Sunday, 12 December 2010

WTF book promo

We can only hope Sun Media's London Free Press has nothing to do with this deceptive online book promotion that uses the Tori Stafford story as a draw:

tori stafford london free press | The 77 Secrets
By The London Free Press VIDEO: Premier Dalton McGuinty was in London Friday where he visited the food bank and discussed a number of issues including the . ...

First impression is "The 77 Secrets" in the tagline are facts about the murder case that are now known after a publication was partially lifted.

But the link is to a promo for a book called The 77 Secrets, which has nothing to do with Tori's abduction and murder, nor the aftermath.

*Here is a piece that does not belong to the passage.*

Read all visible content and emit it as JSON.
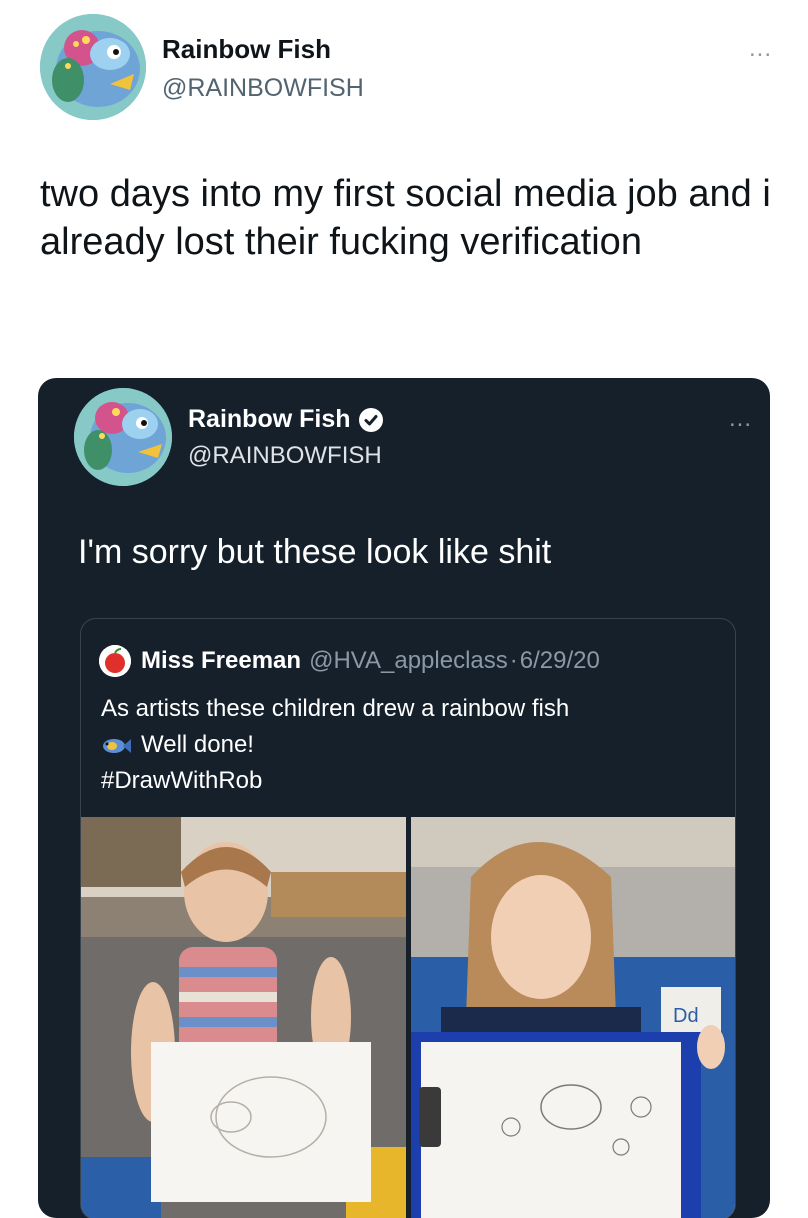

If the London Free Press has anything to do with this shameful book promotion, it is a new low for the paper.

If it is an individual using the paper's name - and the murder case - to deceive people into viewing details about the book, the Free Press should immediately put a stop to the deception.

Here's another secret for those responsible: Going to the bottom of the barrel for recognition is a sure way to never see daylight.


  1. Has nothing to do with the LFP. These scam sites have been around since last century.

    The newer scam sites can be 100% automated. In some cases, you just buy your own web hosting space and another company will run the entire process for you. Of course, that company takes a chunk of any money you make.

    Such a site will automatically search the web for *any* remotely-related content and then will link to that content. These sites can even auto-embed youtube videos, etc.

    The point to these links/embeds is to attract search engines and, of course, to mislead web viewers searching for "real" information.

    These sites usually run on blog software (i.e. Wordpress) and their purpose is to make money from advertising and/or by selling some crappy e-book. These sites are often called "flogs", and they litter the web.

    Flogs will ping as many legit blogs as possible, hoping to attract some traffic from those legit sites. Some will even auto-post messages on forums, also hoping to attract traffic.

    There are also many scam sites that use look-alike domain names in hopes of attracting web visitors who have slightly misspelled the real domain name.

    On the Web, there are snake oil salesmen on every corner. Web-proof yourself the same way you street-proof your kids. Or, be like a journalist: believe nothing of what you hear and only half of what you see. Especially on the Web.

  2. I think there are websites the mine copy from other sites and regurgitate it in an attempt to game Google and generate some traffic for whatever shody product they are hocking. I don't think a person is even involved, there are just computer programs that spew this stuff out